An augmented interval is an interval obtained from a major interval or perfect interval by widening it by a chromatic semitone, meaning that the interval is widened by a semitone, but the staff positions are not changed (only an accidental is changed). For example, an augmented fifth is a chromatic semitone wider than the perfect fifth: starting with the interval from C to G, which is a perfect fifth, seven semitones wide, both the intervals from C to G, and from C to G are augmented fifths, spanning eight semitones, but the same staff lines. By contrast, the interval from B to G is not an augmented fifth (it is a minor sixth): even though it is eight semitones wide, it spans six staff positions, and is thus a sixth, not a fifth; it is a diatonic semitone wider than a perfect fifth. The augmented fourth (A4) is the only augmented interval that appears in diatonic scales (in C major it occurs between F and B). The standard abbreviations for augmented intervals are AX, such that an augmented third = A3.[7]

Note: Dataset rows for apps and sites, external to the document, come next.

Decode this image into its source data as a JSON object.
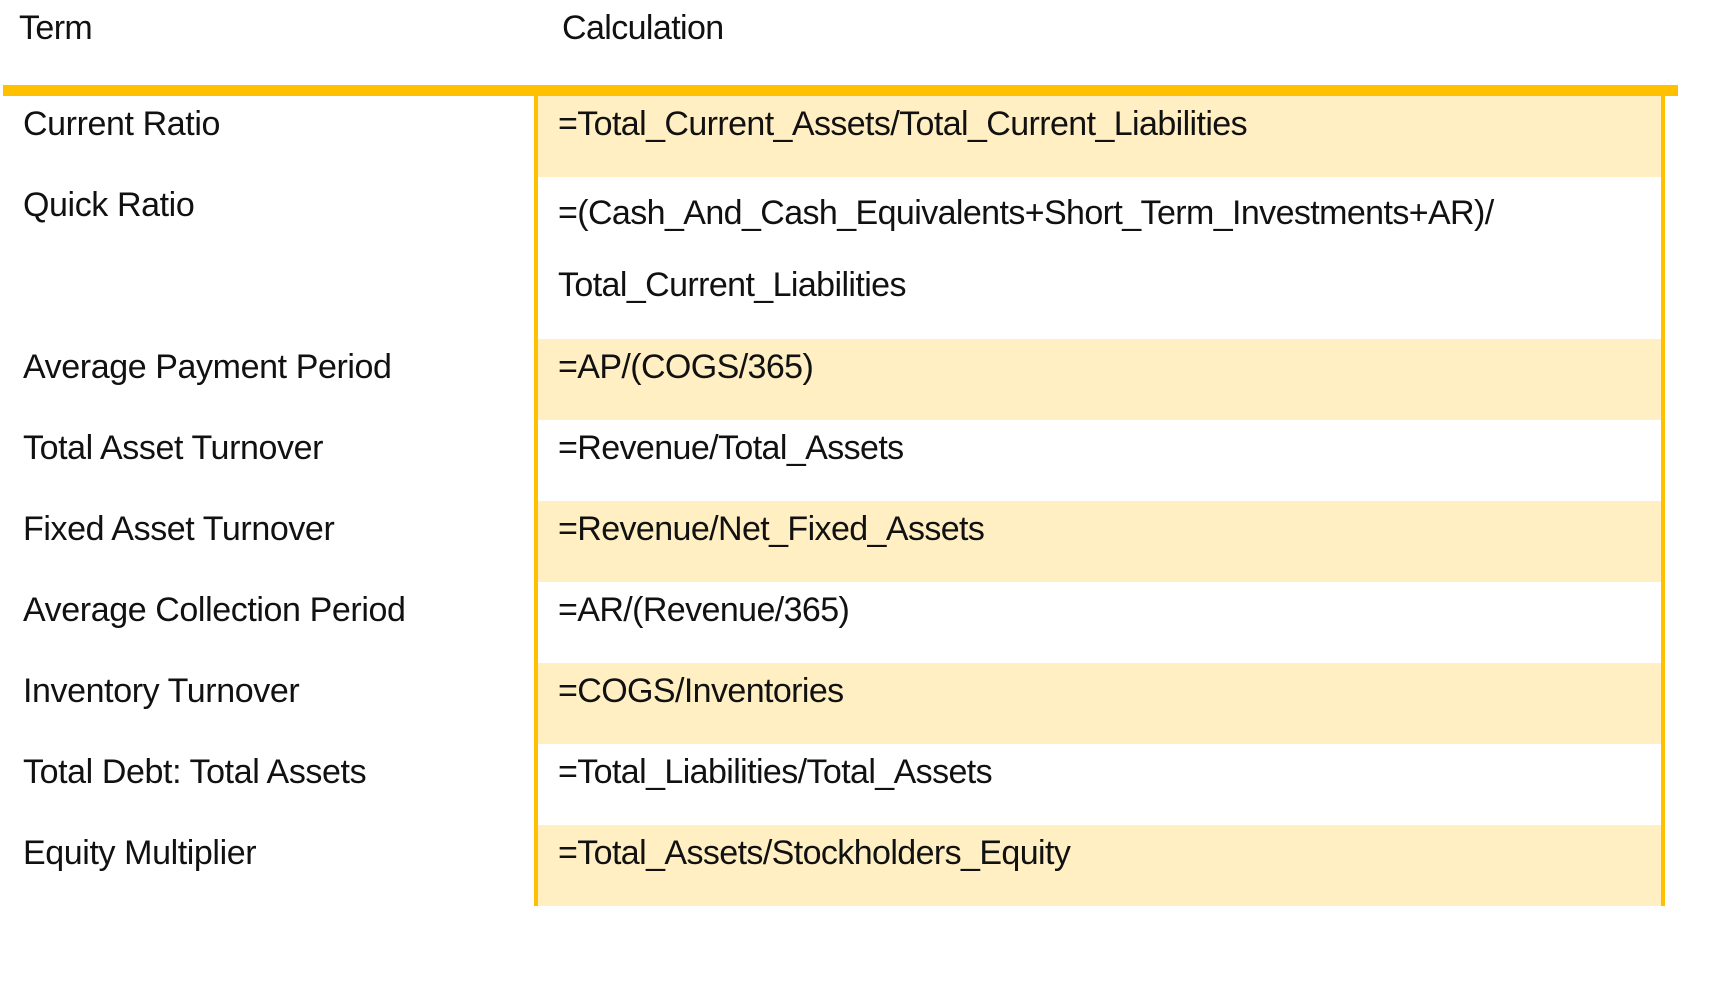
{
  "colors": {
    "accent": "#FFC000",
    "shaded_row": "#FFEFC2",
    "background": "#FFFFFF",
    "text": "#111111"
  },
  "table": {
    "headers": {
      "term": "Term",
      "calculation": "Calculation"
    },
    "rows": [
      {
        "term": "Current Ratio",
        "calculation": "=Total_Current_Assets/Total_Current_Liabilities",
        "shaded": true
      },
      {
        "term": "Quick Ratio",
        "calculation": "=(Cash_And_Cash_Equivalents+Short_Term_Investments+AR)/ Total_Current_Liabilities",
        "shaded": false
      },
      {
        "term": "Average Payment Period",
        "calculation": "=AP/(COGS/365)",
        "shaded": true
      },
      {
        "term": "Total Asset Turnover",
        "calculation": "=Revenue/Total_Assets",
        "shaded": false
      },
      {
        "term": "Fixed Asset Turnover",
        "calculation": "=Revenue/Net_Fixed_Assets",
        "shaded": true
      },
      {
        "term": "Average Collection Period",
        "calculation": "=AR/(Revenue/365)",
        "shaded": false
      },
      {
        "term": "Inventory Turnover",
        "calculation": "=COGS/Inventories",
        "shaded": true
      },
      {
        "term": "Total Debt: Total Assets",
        "calculation": "=Total_Liabilities/Total_Assets",
        "shaded": false
      },
      {
        "term": "Equity Multiplier",
        "calculation": "=Total_Assets/Stockholders_Equity",
        "shaded": true
      }
    ]
  }
}
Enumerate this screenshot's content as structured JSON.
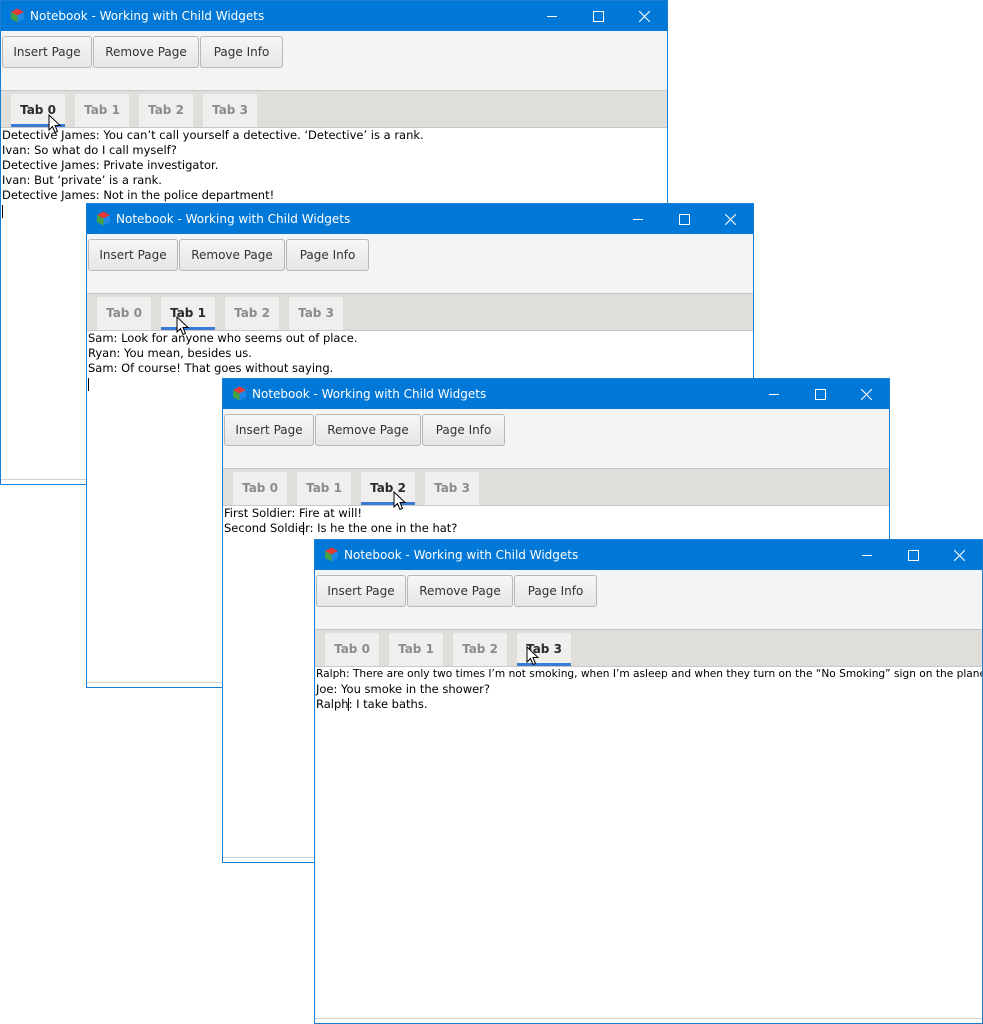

Augmented intervals on C
Augmented unison Augmented second Augmented third Augmented fourth Augmented fifth Augmented sixth Augmented seventh
Play Play Play Play Play Play Play

A good example of this can be seen in the left hand part of Chopin's famous E minor prelude Op. 28, No. 4.[citation needed] Many of the chord sequences change with the top or bottom note augmenting or diminishing the next chord as the music progresses.

Augmented triad on C

Augmented dominant seventh
chord on C Play
Whole tone scale on C Play.

An augmented chord is one which contains an augmented interval, almost invariably the 5th of the chord. An augmented triad is a major triad whose fifth has been raised by a chromatic semitone; it is the principal harmony of the whole tone scale.

See also


  1. ^ Jeppesen, Knud. Counterpoint: The Polyphonic Vocal Style of the Sixteenth Century. trans. Glen Haydon. New York: Dover Publications. 1992. ISBN 978-0-486-27036-4. p. 235
  2. ^ a b "Augmentation and diminution" in the Harvard Dictionary of Music, 2nd ed. rev. and enlarged (1969). Willi Apel, ed. Cambridge, Massachusetts: The Belknap Press of Harvard University Press
  3. ^ Forte, Allen (1979/1962). Tonal Harmony in Concept & Practice, p.391. Third edition. ISBN 0-03-020756-8.
  4. ^ Bullivant, Roger. "Augmentation (ii)". Grove Music Online. Oxford Music Online. Retrieved 21 August 2011. (subscription needed)
  5. ^ Scruton, R. (2016, p.204) the Ring of Truth: The Wisdom of Wagner's Ring of the Nibelung." London, Allen Lane.
  6. ^ a b Dawes, F. (1969, p34) Debussy Piano Music. London, BBC publications.
  7. ^ Benward & Saker (2003). Music: In Theory and Practice, Vol. I, p.54. ISBN 978-0-07-294262-0.